[Start of Attachment]
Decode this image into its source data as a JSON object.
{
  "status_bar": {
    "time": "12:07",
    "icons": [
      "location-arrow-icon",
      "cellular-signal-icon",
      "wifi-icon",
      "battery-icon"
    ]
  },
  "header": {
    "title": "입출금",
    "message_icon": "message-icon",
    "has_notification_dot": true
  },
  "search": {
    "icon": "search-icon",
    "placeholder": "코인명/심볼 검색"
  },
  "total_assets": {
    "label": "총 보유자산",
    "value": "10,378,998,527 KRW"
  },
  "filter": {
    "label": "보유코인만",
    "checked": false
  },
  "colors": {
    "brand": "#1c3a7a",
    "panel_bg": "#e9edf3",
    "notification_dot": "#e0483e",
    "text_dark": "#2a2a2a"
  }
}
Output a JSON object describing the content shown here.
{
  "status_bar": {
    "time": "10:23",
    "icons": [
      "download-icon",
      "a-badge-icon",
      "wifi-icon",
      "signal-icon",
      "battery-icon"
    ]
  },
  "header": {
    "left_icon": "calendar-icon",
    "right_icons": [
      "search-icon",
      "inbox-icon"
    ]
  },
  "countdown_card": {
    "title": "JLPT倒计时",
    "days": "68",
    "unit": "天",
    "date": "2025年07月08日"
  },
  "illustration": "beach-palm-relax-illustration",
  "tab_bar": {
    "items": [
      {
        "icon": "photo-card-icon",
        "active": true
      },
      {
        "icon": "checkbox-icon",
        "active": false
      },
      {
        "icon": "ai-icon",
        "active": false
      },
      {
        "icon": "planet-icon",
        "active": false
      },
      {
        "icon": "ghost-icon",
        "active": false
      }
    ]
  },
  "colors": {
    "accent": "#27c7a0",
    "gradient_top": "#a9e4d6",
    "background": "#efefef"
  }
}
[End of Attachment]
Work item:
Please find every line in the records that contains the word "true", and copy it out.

Response area:
    "has_notification_dot": true
        "active": true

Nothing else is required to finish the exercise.